▶ Work task: In your copy, leave out the pictures; write out all the data exactly.
*** Opening Record set ***
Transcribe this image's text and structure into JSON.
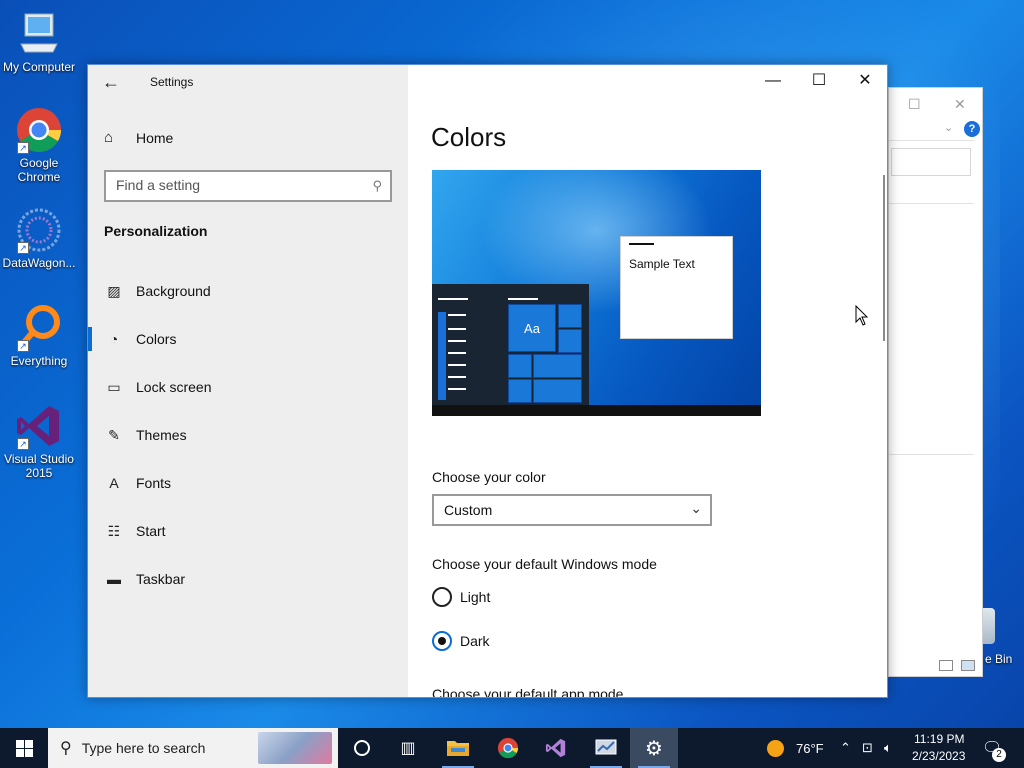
{
  "desktop": {
    "icons": [
      {
        "label": "My Computer",
        "icon": "computer-icon"
      },
      {
        "label": "Google Chrome",
        "icon": "chrome-icon"
      },
      {
        "label": "DataWagon...",
        "icon": "datawagon-icon"
      },
      {
        "label": "Everything",
        "icon": "everything-icon"
      },
      {
        "label": "Visual Studio 2015",
        "icon": "visual-studio-icon"
      }
    ],
    "recycle_bin_label": "e Bin"
  },
  "settings_window": {
    "title": "Settings",
    "back_icon": "←",
    "minimize_icon": "—",
    "maximize_icon": "☐",
    "close_icon": "✕",
    "sidebar": {
      "home_label": "Home",
      "search_placeholder": "Find a setting",
      "section_title": "Personalization",
      "items": [
        {
          "label": "Background",
          "icon": "image-icon",
          "glyph": "▨",
          "active": false
        },
        {
          "label": "Colors",
          "icon": "palette-icon",
          "glyph": "◔",
          "active": true
        },
        {
          "label": "Lock screen",
          "icon": "lock-screen-icon",
          "glyph": "▭",
          "active": false
        },
        {
          "label": "Themes",
          "icon": "themes-icon",
          "glyph": "✎",
          "active": false
        },
        {
          "label": "Fonts",
          "icon": "fonts-icon",
          "glyph": "A",
          "active": false
        },
        {
          "label": "Start",
          "icon": "start-icon",
          "glyph": "☷",
          "active": false
        },
        {
          "label": "Taskbar",
          "icon": "taskbar-icon",
          "glyph": "▬",
          "active": false
        }
      ]
    },
    "main": {
      "page_title": "Colors",
      "preview_sample_text": "Sample Text",
      "preview_tile_text": "Aa",
      "choose_color_label": "Choose your color",
      "choose_color_value": "Custom",
      "windows_mode_label": "Choose your default Windows mode",
      "windows_mode_options": [
        {
          "label": "Light",
          "selected": false
        },
        {
          "label": "Dark",
          "selected": true
        }
      ],
      "app_mode_label": "Choose your default app mode"
    }
  },
  "taskbar": {
    "search_placeholder": "Type here to search",
    "weather_temp": "76°F",
    "time": "11:19 PM",
    "date": "2/23/2023",
    "notification_count": "2",
    "accent_color": "#0a6dd4"
  }
}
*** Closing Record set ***
▶ Solved exercise:
Transcribe this image's text and structure into JSON.
{
  "desktop": {
    "icons": [
      {
        "label": "My Computer",
        "icon": "computer-icon"
      },
      {
        "label": "Google Chrome",
        "icon": "chrome-icon"
      },
      {
        "label": "DataWagon...",
        "icon": "datawagon-icon"
      },
      {
        "label": "Everything",
        "icon": "everything-icon"
      },
      {
        "label": "Visual Studio 2015",
        "icon": "visual-studio-icon"
      }
    ],
    "recycle_bin_label": "e Bin"
  },
  "settings_window": {
    "title": "Settings",
    "back_icon": "←",
    "minimize_icon": "—",
    "maximize_icon": "☐",
    "close_icon": "✕",
    "sidebar": {
      "home_label": "Home",
      "search_placeholder": "Find a setting",
      "section_title": "Personalization",
      "items": [
        {
          "label": "Background",
          "icon": "image-icon",
          "glyph": "▨",
          "active": false
        },
        {
          "label": "Colors",
          "icon": "palette-icon",
          "glyph": "◔",
          "active": true
        },
        {
          "label": "Lock screen",
          "icon": "lock-screen-icon",
          "glyph": "▭",
          "active": false
        },
        {
          "label": "Themes",
          "icon": "themes-icon",
          "glyph": "✎",
          "active": false
        },
        {
          "label": "Fonts",
          "icon": "fonts-icon",
          "glyph": "A",
          "active": false
        },
        {
          "label": "Start",
          "icon": "start-icon",
          "glyph": "☷",
          "active": false
        },
        {
          "label": "Taskbar",
          "icon": "taskbar-icon",
          "glyph": "▬",
          "active": false
        }
      ]
    },
    "main": {
      "page_title": "Colors",
      "preview_sample_text": "Sample Text",
      "preview_tile_text": "Aa",
      "choose_color_label": "Choose your color",
      "choose_color_value": "Custom",
      "windows_mode_label": "Choose your default Windows mode",
      "windows_mode_options": [
        {
          "label": "Light",
          "selected": false
        },
        {
          "label": "Dark",
          "selected": true
        }
      ],
      "app_mode_label": "Choose your default app mode"
    }
  },
  "taskbar": {
    "search_placeholder": "Type here to search",
    "weather_temp": "76°F",
    "time": "11:19 PM",
    "date": "2/23/2023",
    "notification_count": "2",
    "accent_color": "#0a6dd4"
  }
}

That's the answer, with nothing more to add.